In a state renowned for drought, water conservation efforts are being made across a number of orchards, with precise micro-irrigation systems significantly reducing water usage.

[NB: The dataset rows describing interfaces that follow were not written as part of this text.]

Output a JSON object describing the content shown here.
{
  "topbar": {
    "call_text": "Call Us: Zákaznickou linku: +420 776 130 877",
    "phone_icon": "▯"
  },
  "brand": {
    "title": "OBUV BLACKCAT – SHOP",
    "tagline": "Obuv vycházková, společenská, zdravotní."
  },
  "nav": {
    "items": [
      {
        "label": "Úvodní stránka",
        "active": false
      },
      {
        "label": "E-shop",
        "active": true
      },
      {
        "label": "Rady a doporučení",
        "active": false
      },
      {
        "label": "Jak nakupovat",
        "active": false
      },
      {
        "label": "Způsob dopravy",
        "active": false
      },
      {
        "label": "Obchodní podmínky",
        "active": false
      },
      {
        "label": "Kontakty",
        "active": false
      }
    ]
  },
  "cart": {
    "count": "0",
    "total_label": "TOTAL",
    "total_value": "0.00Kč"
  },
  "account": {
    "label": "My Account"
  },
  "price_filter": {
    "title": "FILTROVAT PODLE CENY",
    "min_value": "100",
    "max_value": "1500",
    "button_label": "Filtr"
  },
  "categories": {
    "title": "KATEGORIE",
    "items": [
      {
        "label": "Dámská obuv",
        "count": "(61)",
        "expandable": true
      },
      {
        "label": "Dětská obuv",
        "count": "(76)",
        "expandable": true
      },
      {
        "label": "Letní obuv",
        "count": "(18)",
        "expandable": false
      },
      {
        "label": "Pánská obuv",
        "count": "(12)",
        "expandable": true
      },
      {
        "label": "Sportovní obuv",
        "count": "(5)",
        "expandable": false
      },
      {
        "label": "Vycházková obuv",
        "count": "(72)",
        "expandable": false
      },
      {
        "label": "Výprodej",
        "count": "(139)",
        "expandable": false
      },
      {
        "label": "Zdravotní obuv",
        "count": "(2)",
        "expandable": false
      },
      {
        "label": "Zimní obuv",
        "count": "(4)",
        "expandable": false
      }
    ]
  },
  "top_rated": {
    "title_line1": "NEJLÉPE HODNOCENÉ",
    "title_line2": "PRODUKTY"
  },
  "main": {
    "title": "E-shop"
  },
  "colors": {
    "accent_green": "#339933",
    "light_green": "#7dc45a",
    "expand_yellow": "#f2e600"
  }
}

The work done by the Mariani Family in Vacaville, for example, has saved more than eight million gallons thanks to the utilisation of a water purification plant to recycle water waste for use in the orchards.
Renewable energy is also being utilised by handlers and growers like Sandra Mitchell of the Mitchell Ranch in Yuba City, who has invested in solar arrays to provide a major source of energy for the farm.
As part of efforts to maintain nutrient-dense soil and improve irrigation efficiency, some farmers are utilising cover crops and other methods such as Marysville’s Ranvir Singh, of Feather River Farms, where grasses are left to grow to help capture carbon and clean the air.
Soil health is also the focus of Yuba City’s John Taylor, of Taylor Brothers Farms, who is focusing on improving prune tree health and productivity by injecting nitrogen and trialling beneficial bacteria in his soil.
Meanwhile, techniques to improve the ecosystem and habitats are being utilised widely across the orchards, including the positioning of owl boxes to encourage smart pest control, and the use of apiaries for crop pollination.
With California Prune growers working in partnership with nature, the California Prune Board and the US Sustainability Alliance are keen to highlight their progress to a worldwide audience.
Esther Ritson-Elliott, Director of International Marketing and Communications, California Prune Board, said: “As part of strides towards sustainable practices, California Prune growers and handlers invest in orchard management and research that demonstrates its commitment to the planet, and the communities in which farmers operate and serve."
Ritson-Elliott continued: “The industry has implemented thoughtful and scientifically-based practices to help protect the environment while producing safe, nutritious prunes. Now, as part of the US Sustainability Alliance, we aim to continue to share our knowledge and practices with our fellow members while promoting California Prunes’ sustainability initiatives to a global audience.”